In general there is no statutory relief where the landlord forfeits the lease for non-payment of rent.
Courts may use its equitable discretion to grant relief to the tenant, even for non-payment of rent, if it would appear to be just to do so.
Courts lean against forfeiture for non payment of rent and tend to give tenant’s plenty of opportunity to pay up. But it will look at the conduct of the parties prior to going to court.
Effluxion of time
Where the term of a lease is up there is no need to serve a notice. A letter prior prior to the end of term pointing up the end of the term and demanding possession will suffice.
The court has jurisdiction under certain legislation to terminate a tenancy.
Exercise of an option (break clauses) in a lease
Commercial leases often have break clauses entitling either party to terminate prematurely.
It may still prove necessary to go to court, even after ending the lease by one of the methods outlined above.
Ejectment Civil Bill on Title Based on Forfeiture
The landlord’s claim is based on the fact that the tenancy has ended by forfeiture and the tenant has no right to retain possession. This is a very common procedure, especially where non-payment of rent has occurred.
The landlord may need to go to court a number of times to establish a poor track record of the tenant as the court is very reluctant to grant possession first time for non payment of rent.
Ejectment for non payment of rent
This is based on Deasy’s Act,1860. The huge disadvantage is that the landlord must wait until one years rent is due-not very popular method for this reason.
Ejectment Civil Bill for overholding
This is used following service of a notice to quit or where the original lease has ended and the tenant remains in possession.

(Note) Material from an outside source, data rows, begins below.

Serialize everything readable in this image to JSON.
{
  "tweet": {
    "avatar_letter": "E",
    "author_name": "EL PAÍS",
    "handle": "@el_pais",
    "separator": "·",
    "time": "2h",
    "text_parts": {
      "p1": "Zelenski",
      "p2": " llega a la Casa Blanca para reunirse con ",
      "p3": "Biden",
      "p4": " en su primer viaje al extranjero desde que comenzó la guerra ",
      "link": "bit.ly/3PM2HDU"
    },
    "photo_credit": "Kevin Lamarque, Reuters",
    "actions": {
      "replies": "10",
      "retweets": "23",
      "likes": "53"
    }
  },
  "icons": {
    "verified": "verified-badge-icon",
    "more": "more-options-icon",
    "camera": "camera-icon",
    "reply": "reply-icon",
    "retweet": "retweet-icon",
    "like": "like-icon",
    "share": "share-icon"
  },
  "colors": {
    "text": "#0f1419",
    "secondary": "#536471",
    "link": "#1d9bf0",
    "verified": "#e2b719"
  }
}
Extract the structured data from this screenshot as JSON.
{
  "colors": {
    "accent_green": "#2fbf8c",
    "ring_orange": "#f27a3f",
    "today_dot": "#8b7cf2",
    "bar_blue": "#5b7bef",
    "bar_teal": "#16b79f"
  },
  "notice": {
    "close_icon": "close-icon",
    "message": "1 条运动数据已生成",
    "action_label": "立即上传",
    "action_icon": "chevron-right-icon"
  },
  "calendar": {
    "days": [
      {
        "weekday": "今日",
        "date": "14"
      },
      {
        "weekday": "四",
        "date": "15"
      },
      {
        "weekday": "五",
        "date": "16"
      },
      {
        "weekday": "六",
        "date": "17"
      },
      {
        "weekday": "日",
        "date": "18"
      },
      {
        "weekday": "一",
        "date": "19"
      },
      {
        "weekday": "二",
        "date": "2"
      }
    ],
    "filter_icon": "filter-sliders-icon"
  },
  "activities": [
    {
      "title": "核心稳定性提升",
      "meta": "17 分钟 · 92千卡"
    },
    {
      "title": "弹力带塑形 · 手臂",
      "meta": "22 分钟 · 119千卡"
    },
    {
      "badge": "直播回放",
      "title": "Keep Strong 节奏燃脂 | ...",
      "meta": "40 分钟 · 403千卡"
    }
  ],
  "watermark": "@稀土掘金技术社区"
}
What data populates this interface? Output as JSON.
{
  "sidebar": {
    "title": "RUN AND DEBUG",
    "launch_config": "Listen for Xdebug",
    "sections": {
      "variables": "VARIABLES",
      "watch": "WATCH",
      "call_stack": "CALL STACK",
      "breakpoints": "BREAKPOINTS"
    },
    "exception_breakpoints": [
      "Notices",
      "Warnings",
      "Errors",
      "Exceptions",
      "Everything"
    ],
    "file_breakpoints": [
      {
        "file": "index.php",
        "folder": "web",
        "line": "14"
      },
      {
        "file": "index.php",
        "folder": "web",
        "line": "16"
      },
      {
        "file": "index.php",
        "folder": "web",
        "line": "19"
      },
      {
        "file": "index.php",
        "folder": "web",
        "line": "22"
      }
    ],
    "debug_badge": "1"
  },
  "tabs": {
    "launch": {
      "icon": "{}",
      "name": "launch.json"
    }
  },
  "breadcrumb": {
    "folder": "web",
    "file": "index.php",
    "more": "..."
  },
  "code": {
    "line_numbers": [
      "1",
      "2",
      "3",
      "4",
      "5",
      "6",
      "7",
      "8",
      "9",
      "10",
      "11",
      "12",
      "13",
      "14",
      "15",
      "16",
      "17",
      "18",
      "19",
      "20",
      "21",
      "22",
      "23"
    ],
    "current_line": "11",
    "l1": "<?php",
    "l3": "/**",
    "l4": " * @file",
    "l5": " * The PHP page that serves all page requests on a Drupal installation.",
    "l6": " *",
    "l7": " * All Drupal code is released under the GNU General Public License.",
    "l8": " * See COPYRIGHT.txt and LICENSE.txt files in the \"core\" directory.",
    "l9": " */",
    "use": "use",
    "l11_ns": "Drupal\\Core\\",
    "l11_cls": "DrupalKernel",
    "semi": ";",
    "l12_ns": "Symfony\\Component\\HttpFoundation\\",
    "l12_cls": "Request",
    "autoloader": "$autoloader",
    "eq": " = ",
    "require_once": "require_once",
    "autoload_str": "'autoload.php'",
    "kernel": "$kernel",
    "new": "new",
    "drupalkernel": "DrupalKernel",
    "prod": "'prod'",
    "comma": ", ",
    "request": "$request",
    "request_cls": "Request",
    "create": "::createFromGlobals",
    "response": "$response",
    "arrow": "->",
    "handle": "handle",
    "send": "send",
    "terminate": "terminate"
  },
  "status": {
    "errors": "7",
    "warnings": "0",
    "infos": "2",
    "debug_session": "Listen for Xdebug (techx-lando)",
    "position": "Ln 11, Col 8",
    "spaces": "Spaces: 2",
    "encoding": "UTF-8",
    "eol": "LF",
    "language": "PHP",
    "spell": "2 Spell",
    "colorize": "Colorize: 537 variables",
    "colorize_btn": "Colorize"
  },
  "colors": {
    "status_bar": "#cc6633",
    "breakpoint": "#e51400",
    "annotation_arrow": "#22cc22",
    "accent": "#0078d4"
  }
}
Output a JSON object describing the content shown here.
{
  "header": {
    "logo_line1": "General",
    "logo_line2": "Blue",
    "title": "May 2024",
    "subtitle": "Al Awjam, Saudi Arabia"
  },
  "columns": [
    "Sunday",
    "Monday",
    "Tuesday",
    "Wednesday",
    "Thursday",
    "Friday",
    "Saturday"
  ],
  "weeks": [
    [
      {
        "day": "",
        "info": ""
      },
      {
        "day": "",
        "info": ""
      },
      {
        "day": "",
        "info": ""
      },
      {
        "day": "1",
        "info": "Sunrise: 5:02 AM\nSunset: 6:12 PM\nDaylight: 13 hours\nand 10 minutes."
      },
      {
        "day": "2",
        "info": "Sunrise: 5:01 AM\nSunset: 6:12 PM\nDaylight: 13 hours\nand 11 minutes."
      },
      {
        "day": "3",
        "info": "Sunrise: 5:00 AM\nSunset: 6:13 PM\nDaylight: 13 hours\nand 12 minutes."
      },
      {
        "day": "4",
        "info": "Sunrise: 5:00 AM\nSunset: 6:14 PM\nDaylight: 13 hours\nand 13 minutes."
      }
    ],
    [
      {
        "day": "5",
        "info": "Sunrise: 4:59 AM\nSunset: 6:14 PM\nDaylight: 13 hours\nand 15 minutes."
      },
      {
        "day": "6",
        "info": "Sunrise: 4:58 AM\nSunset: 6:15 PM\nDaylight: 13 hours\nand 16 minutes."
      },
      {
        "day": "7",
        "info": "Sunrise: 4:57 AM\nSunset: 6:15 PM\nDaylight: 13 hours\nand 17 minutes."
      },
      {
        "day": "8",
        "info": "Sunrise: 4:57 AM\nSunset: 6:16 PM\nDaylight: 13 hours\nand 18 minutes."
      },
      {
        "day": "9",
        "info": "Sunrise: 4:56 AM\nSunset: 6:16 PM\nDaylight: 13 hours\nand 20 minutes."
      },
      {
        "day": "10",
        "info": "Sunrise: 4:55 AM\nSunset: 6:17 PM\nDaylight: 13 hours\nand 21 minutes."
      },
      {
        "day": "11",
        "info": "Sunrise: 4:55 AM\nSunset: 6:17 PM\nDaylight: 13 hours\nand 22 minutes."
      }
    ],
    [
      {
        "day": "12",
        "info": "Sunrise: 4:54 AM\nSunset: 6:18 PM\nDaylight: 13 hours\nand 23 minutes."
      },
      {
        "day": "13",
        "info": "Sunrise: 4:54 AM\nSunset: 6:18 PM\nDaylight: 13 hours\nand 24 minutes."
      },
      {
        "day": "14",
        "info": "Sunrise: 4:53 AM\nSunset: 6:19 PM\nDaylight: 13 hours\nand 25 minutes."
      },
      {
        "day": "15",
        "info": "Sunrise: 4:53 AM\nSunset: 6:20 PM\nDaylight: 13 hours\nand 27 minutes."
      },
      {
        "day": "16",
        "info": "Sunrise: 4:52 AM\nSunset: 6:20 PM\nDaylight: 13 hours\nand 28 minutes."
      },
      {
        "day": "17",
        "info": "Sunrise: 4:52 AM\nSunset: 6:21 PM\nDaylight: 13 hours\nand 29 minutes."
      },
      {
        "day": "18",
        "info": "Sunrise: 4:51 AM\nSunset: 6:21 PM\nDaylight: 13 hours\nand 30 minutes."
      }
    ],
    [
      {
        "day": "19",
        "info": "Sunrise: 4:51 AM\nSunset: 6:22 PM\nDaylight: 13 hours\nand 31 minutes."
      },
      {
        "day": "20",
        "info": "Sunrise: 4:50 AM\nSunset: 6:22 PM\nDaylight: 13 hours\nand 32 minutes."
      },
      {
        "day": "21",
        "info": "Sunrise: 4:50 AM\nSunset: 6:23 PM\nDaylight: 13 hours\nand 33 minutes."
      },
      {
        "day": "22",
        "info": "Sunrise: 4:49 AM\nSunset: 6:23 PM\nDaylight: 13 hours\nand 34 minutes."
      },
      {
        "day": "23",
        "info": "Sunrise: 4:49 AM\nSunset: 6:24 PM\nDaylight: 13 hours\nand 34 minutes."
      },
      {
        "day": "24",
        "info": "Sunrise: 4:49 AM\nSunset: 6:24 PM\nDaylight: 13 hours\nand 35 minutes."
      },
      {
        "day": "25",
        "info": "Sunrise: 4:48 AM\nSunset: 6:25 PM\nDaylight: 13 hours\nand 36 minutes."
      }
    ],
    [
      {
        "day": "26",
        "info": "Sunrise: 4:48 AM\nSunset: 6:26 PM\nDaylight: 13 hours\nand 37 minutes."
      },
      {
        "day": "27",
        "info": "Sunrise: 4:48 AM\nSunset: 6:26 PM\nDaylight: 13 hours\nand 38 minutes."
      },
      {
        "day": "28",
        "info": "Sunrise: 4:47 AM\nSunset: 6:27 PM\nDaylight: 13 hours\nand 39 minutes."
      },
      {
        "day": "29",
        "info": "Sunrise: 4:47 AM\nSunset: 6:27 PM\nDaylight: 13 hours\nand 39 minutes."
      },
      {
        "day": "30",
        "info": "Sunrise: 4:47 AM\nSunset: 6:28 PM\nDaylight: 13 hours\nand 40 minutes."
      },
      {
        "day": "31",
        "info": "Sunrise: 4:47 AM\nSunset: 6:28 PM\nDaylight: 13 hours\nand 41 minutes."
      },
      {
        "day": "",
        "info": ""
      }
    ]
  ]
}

From the tenant’s perspective under the Landlord and Tenant Act 1980 he must now serve notice to seek relief, that is to seek a renewal of the lease) within a certain period following service of the notice to quit.
By Terry Gorry